What you are asked to do:
This task is to restate all of the entries exactly.

Items listed in a dataset
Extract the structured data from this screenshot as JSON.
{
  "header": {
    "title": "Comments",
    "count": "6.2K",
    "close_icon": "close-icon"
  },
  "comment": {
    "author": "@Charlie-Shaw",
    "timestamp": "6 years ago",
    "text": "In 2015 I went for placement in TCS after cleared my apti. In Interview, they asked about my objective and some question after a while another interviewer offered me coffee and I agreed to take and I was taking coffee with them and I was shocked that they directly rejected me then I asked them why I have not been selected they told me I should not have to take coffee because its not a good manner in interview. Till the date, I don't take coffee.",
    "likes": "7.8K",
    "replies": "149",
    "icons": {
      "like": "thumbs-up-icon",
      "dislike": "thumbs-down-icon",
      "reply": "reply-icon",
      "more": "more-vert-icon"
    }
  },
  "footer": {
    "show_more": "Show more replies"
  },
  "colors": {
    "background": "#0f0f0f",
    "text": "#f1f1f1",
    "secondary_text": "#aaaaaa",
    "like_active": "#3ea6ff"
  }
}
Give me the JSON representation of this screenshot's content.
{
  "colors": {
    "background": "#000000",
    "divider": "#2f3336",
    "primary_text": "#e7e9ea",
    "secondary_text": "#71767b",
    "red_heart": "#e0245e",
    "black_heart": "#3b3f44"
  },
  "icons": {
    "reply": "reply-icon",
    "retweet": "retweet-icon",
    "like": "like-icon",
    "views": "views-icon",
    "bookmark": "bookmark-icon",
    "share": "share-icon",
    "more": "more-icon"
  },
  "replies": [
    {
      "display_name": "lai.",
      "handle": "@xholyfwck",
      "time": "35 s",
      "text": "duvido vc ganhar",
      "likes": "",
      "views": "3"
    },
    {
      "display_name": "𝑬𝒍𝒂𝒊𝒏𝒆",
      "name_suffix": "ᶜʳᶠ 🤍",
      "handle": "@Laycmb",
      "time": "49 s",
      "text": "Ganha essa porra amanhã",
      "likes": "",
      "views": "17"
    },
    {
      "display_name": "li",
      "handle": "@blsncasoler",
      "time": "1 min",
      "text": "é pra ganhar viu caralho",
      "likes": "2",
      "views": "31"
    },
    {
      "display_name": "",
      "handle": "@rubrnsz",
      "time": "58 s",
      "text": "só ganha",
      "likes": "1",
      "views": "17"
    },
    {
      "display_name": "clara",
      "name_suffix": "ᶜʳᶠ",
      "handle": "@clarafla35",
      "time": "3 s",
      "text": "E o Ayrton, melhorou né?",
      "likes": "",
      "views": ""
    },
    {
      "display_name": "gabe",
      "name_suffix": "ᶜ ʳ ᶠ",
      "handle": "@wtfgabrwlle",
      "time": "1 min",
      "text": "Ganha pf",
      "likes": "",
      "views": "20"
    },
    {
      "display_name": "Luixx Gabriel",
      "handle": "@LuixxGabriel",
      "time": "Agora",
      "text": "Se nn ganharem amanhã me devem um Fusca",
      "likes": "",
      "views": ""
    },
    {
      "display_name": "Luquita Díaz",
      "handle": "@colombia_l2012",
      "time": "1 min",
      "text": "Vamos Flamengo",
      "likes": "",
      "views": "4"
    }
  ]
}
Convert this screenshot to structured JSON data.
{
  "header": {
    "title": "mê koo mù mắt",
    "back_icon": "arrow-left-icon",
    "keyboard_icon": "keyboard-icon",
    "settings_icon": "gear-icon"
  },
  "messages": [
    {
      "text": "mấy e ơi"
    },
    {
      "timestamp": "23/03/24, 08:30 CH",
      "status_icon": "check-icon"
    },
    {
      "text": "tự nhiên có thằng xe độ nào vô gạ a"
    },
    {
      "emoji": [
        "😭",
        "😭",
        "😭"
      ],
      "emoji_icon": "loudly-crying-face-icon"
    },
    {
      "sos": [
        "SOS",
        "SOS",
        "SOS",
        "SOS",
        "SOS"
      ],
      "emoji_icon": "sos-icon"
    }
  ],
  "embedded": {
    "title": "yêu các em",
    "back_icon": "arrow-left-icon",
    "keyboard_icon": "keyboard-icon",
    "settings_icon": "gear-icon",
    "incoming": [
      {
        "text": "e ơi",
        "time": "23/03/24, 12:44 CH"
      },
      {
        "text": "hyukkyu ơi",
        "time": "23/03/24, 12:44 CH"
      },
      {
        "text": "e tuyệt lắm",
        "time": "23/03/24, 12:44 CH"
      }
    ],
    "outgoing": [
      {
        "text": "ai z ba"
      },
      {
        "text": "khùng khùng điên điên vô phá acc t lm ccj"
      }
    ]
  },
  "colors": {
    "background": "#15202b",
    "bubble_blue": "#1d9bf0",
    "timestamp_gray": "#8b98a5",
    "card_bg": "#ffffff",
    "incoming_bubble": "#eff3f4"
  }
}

Expected output:
Extract the structured data from this screenshot as JSON.
{
  "header": {
    "title": "Comments",
    "count": "6.2K",
    "close_icon": "close-icon"
  },
  "comment": {
    "author": "@Charlie-Shaw",
    "timestamp": "6 years ago",
    "text": "In 2015 I went for placement in TCS after cleared my apti. In Interview, they asked about my objective and some question after a while another interviewer offered me coffee and I agreed to take and I was taking coffee with them and I was shocked that they directly rejected me then I asked them why I have not been selected they told me I should not have to take coffee because its not a good manner in interview. Till the date, I don't take coffee.",
    "likes": "7.8K",
    "replies": "149",
    "icons": {
      "like": "thumbs-up-icon",
      "dislike": "thumbs-down-icon",
      "reply": "reply-icon",
      "more": "more-vert-icon"
    }
  },
  "footer": {
    "show_more": "Show more replies"
  },
  "colors": {
    "background": "#0f0f0f",
    "text": "#f1f1f1",
    "secondary_text": "#aaaaaa",
    "like_active": "#3ea6ff"
  }
}
Give me the JSON representation of this screenshot's content.
{
  "colors": {
    "background": "#000000",
    "divider": "#2f3336",
    "primary_text": "#e7e9ea",
    "secondary_text": "#71767b",
    "red_heart": "#e0245e",
    "black_heart": "#3b3f44"
  },
  "icons": {
    "reply": "reply-icon",
    "retweet": "retweet-icon",
    "like": "like-icon",
    "views": "views-icon",
    "bookmark": "bookmark-icon",
    "share": "share-icon",
    "more": "more-icon"
  },
  "replies": [
    {
      "display_name": "lai.",
      "handle": "@xholyfwck",
      "time": "35 s",
      "text": "duvido vc ganhar",
      "likes": "",
      "views": "3"
    },
    {
      "display_name": "𝑬𝒍𝒂𝒊𝒏𝒆",
      "name_suffix": "ᶜʳᶠ 🤍",
      "handle": "@Laycmb",
      "time": "49 s",
      "text": "Ganha essa porra amanhã",
      "likes": "",
      "views": "17"
    },
    {
      "display_name": "li",
      "handle": "@blsncasoler",
      "time": "1 min",
      "text": "é pra ganhar viu caralho",
      "likes": "2",
      "views": "31"
    },
    {
      "display_name": "",
      "handle": "@rubrnsz",
      "time": "58 s",
      "text": "só ganha",
      "likes": "1",
      "views": "17"
    },
    {
      "display_name": "clara",
      "name_suffix": "ᶜʳᶠ",
      "handle": "@clarafla35",
      "time": "3 s",
      "text": "E o Ayrton, melhorou né?",
      "likes": "",
      "views": ""
    },
    {
      "display_name": "gabe",
      "name_suffix": "ᶜ ʳ ᶠ",
      "handle": "@wtfgabrwlle",
      "time": "1 min",
      "text": "Ganha pf",
      "likes": "",
      "views": "20"
    },
    {
      "display_name": "Luixx Gabriel",
      "handle": "@LuixxGabriel",
      "time": "Agora",
      "text": "Se nn ganharem amanhã me devem um Fusca",
      "likes": "",
      "views": ""
    },
    {
      "display_name": "Luquita Díaz",
      "handle": "@colombia_l2012",
      "time": "1 min",
      "text": "Vamos Flamengo",
      "likes": "",
      "views": "4"
    }
  ]
}
Convert this screenshot to structured JSON data.
{
  "header": {
    "title": "mê koo mù mắt",
    "back_icon": "arrow-left-icon",
    "keyboard_icon": "keyboard-icon",
    "settings_icon": "gear-icon"
  },
  "messages": [
    {
      "text": "mấy e ơi"
    },
    {
      "timestamp": "23/03/24, 08:30 CH",
      "status_icon": "check-icon"
    },
    {
      "text": "tự nhiên có thằng xe độ nào vô gạ a"
    },
    {
      "emoji": [
        "😭",
        "😭",
        "😭"
      ],
      "emoji_icon": "loudly-crying-face-icon"
    },
    {
      "sos": [
        "SOS",
        "SOS",
        "SOS",
        "SOS",
        "SOS"
      ],
      "emoji_icon": "sos-icon"
    }
  ],
  "embedded": {
    "title": "yêu các em",
    "back_icon": "arrow-left-icon",
    "keyboard_icon": "keyboard-icon",
    "settings_icon": "gear-icon",
    "incoming": [
      {
        "text": "e ơi",
        "time": "23/03/24, 12:44 CH"
      },
      {
        "text": "hyukkyu ơi",
        "time": "23/03/24, 12:44 CH"
      },
      {
        "text": "e tuyệt lắm",
        "time": "23/03/24, 12:44 CH"
      }
    ],
    "outgoing": [
      {
        "text": "ai z ba"
      },
      {
        "text": "khùng khùng điên điên vô phá acc t lm ccj"
      }
    ]
  },
  "colors": {
    "background": "#15202b",
    "bubble_blue": "#1d9bf0",
    "timestamp_gray": "#8b98a5",
    "card_bg": "#ffffff",
    "incoming_bubble": "#eff3f4"
  }
}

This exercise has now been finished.